As shown in the screenshot below, you can also create mitigation tasks.
With Scrut, you can also assign risks to the team members for risk treatment.
Cloud monitoring capability
Risk management extends beyond the initial deployment of cloud services. During the operational phase of cloud services, you must ensure that tools for continuous monitoring are in place. An effective enterprise risk management tool should provide continuous CIS benchmarking. The Center for Internet Security Foundations Benchmarks covers access control, identity management, logging, monitoring, networking, and other topics. Scrut not only assists you in becoming compliant, but it also assists you in remaining compliant. Scrut automatically compares your cloud configurations to 200+ cloud control across CIS benchmarks to ensure a strong information security posture.
As shown in the screenshot below, our platform detects gaps and critical issues in real time.
Scrut cloud security regularly audits your cloud accounts for security risks, misconfigurations, and control threats across hundreds of configuration settings. It reduces your exposure to risk and compliance across all public cloud accounts. You can efficiently prioritize your work with Scrut’s automated status classification, as shown in the screenshot below.
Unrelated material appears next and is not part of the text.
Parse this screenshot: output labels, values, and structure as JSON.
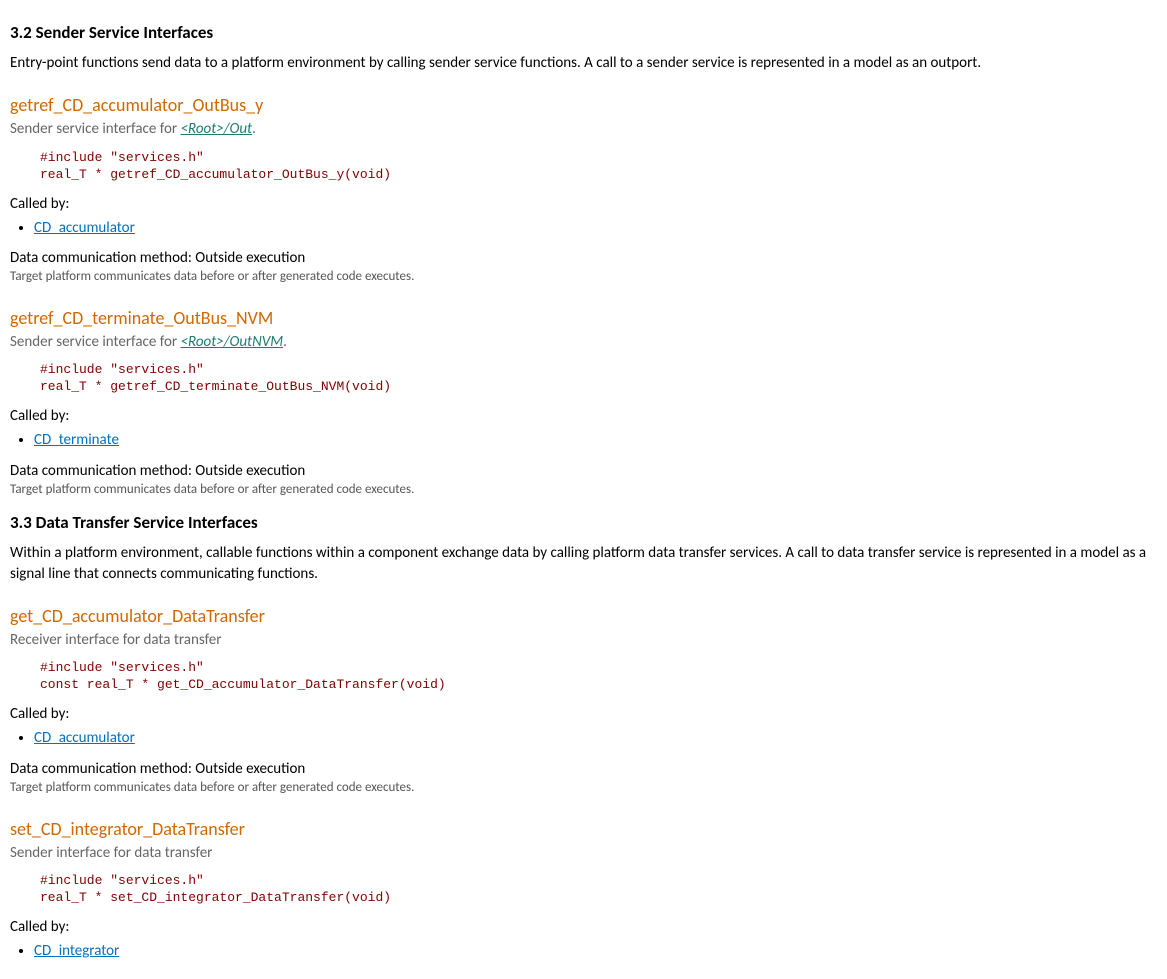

- Danger – The most urgent problems.
- Warning – You can proceed to these after dealing with the problems labeled “danger.”
- Low – These risks are of low importance and can be handled last.
- Ignored – You can override an ignored status.
- Compliant – No problems at all. Nothing needs to be done by you.
Whenever there are any issues in your cloud environment, Scrut provides real-time notifications (email, Slack, etc.). Further, you get tools and guidance within the platform that help you quickly remediate the issues.
Moreover, you can ensure accountability for fixing these by assigning ownership to different individuals for every task.
Policies and compliance requirements
All organizations should have policies to prevent and detect unauthorized procurement and use of cloud services. The compliance audit process is difficult due to the lack of visibility in ever-changing cloud environments. You must first determine which standards apply to your industry and which your organization must meet.
Scrut policy library contains 50+ prebuilt policies, as shown in the screenshot below. These policies were developed in collaboration with information security experts and lead auditors.
These policies are mapped to different compliance frameworks for your understanding.
The tool ensures that your compliance posture has no missed checks or misconfigurations. Scrut risk management maps all the risks to compliance frameworks automatically. With Scrut, risks are pre-mapped to controls across popular frameworks such as ISO 27001, HIPPA, SOC 2, and others. You can maintain compliance without having to go through thousands of risk sources.
The presence of third-party vendors in cloud business models has raised security concerns. Vendor risk management is essential for protecting an organization’s customers and all proprietary information. With Scrut, you can compare vendors to find the least risky business partner.
As shown in the screenshot below, you can use pre-made templates or create your questionnaire.
Scrut keeps all vendor security certifications, software vendor audits, and paperwork in one place, as shown in the screenshot below.
Security awareness training for employees is one of the major use cases of enterprise risk management. Data breaches, cloud vendor security issues, and misconfiguration are some issues that organizations face. The best way to avoid this is to guide your employees’ standard security practices by following basic security guidelines.
Scrut automates employee information security training with a pre-built 30-minute course designed by industry experts. The tool provides everything your employees need to understand potential risks, avoid slippages, and develop a secure posture.
As shown in the screenshot below, you can always see the status of your security training.
The platform allows you to create alerts, set reminders, and send personalized notifications to employees for them to complete the training.
Learn how Gameskraft uses enhanced risk observability to monitor its heavily distributed cloud infra.
You can schedule a demo to learn more about Scrut Automation.